◆ **About this exercise**
Reproduce all entries precisely, down to the last character.

◆ **Provided records**
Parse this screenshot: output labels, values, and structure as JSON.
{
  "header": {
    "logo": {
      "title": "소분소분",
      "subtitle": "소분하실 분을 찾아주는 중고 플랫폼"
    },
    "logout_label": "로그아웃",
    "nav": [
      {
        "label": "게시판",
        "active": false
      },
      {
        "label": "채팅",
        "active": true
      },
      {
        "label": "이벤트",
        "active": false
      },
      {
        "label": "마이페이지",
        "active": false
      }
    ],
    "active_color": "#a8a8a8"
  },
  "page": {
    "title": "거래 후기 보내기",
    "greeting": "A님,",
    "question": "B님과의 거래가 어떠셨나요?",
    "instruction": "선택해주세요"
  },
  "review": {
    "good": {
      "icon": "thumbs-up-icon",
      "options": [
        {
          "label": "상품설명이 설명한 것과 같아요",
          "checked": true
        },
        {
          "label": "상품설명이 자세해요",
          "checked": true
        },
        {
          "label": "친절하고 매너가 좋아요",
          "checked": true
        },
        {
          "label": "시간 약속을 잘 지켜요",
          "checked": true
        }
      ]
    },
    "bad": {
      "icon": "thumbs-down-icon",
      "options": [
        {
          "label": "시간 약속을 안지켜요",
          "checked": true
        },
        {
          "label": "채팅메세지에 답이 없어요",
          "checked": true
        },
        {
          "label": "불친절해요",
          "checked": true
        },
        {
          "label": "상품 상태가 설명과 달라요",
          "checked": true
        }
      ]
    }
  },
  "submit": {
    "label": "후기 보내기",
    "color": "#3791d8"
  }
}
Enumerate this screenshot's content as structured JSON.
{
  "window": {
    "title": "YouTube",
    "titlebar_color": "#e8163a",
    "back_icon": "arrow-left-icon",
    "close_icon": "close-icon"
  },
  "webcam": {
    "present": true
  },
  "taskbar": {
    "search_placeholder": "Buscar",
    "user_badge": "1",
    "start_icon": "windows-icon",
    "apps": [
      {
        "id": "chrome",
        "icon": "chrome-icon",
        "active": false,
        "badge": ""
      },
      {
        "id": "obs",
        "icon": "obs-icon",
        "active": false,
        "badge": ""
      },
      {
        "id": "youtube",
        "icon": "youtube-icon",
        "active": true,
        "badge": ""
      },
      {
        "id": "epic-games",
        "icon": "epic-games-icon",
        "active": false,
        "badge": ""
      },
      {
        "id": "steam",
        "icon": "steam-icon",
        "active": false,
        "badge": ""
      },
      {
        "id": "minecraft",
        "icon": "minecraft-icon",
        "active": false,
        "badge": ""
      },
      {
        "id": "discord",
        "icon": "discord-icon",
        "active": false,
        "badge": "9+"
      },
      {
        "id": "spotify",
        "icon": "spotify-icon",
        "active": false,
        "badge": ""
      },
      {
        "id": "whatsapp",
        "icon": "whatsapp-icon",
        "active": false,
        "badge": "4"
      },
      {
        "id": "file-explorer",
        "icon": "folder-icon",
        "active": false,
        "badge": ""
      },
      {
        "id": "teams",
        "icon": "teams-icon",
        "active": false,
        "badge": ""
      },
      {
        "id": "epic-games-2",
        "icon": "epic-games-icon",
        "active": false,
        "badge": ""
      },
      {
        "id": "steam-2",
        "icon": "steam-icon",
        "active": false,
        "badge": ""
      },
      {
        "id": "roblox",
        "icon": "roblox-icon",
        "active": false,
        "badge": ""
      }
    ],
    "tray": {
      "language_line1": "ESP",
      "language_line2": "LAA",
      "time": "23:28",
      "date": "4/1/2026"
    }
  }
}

◆ **Problem solution**
Parse this screenshot: output labels, values, and structure as JSON.
{
  "header": {
    "logo": {
      "title": "소분소분",
      "subtitle": "소분하실 분을 찾아주는 중고 플랫폼"
    },
    "logout_label": "로그아웃",
    "nav": [
      {
        "label": "게시판",
        "active": false
      },
      {
        "label": "채팅",
        "active": true
      },
      {
        "label": "이벤트",
        "active": false
      },
      {
        "label": "마이페이지",
        "active": false
      }
    ],
    "active_color": "#a8a8a8"
  },
  "page": {
    "title": "거래 후기 보내기",
    "greeting": "A님,",
    "question": "B님과의 거래가 어떠셨나요?",
    "instruction": "선택해주세요"
  },
  "review": {
    "good": {
      "icon": "thumbs-up-icon",
      "options": [
        {
          "label": "상품설명이 설명한 것과 같아요",
          "checked": true
        },
        {
          "label": "상품설명이 자세해요",
          "checked": true
        },
        {
          "label": "친절하고 매너가 좋아요",
          "checked": true
        },
        {
          "label": "시간 약속을 잘 지켜요",
          "checked": true
        }
      ]
    },
    "bad": {
      "icon": "thumbs-down-icon",
      "options": [
        {
          "label": "시간 약속을 안지켜요",
          "checked": true
        },
        {
          "label": "채팅메세지에 답이 없어요",
          "checked": true
        },
        {
          "label": "불친절해요",
          "checked": true
        },
        {
          "label": "상품 상태가 설명과 달라요",
          "checked": true
        }
      ]
    }
  },
  "submit": {
    "label": "후기 보내기",
    "color": "#3791d8"
  }
}
Enumerate this screenshot's content as structured JSON.
{
  "window": {
    "title": "YouTube",
    "titlebar_color": "#e8163a",
    "back_icon": "arrow-left-icon",
    "close_icon": "close-icon"
  },
  "webcam": {
    "present": true
  },
  "taskbar": {
    "search_placeholder": "Buscar",
    "user_badge": "1",
    "start_icon": "windows-icon",
    "apps": [
      {
        "id": "chrome",
        "icon": "chrome-icon",
        "active": false,
        "badge": ""
      },
      {
        "id": "obs",
        "icon": "obs-icon",
        "active": false,
        "badge": ""
      },
      {
        "id": "youtube",
        "icon": "youtube-icon",
        "active": true,
        "badge": ""
      },
      {
        "id": "epic-games",
        "icon": "epic-games-icon",
        "active": false,
        "badge": ""
      },
      {
        "id": "steam",
        "icon": "steam-icon",
        "active": false,
        "badge": ""
      },
      {
        "id": "minecraft",
        "icon": "minecraft-icon",
        "active": false,
        "badge": ""
      },
      {
        "id": "discord",
        "icon": "discord-icon",
        "active": false,
        "badge": "9+"
      },
      {
        "id": "spotify",
        "icon": "spotify-icon",
        "active": false,
        "badge": ""
      },
      {
        "id": "whatsapp",
        "icon": "whatsapp-icon",
        "active": false,
        "badge": "4"
      },
      {
        "id": "file-explorer",
        "icon": "folder-icon",
        "active": false,
        "badge": ""
      },
      {
        "id": "teams",
        "icon": "teams-icon",
        "active": false,
        "badge": ""
      },
      {
        "id": "epic-games-2",
        "icon": "epic-games-icon",
        "active": false,
        "badge": ""
      },
      {
        "id": "steam-2",
        "icon": "steam-icon",
        "active": false,
        "badge": ""
      },
      {
        "id": "roblox",
        "icon": "roblox-icon",
        "active": false,
        "badge": ""
      }
    ],
    "tray": {
      "language_line1": "ESP",
      "language_line2": "LAA",
      "time": "23:28",
      "date": "4/1/2026"
    }
  }
}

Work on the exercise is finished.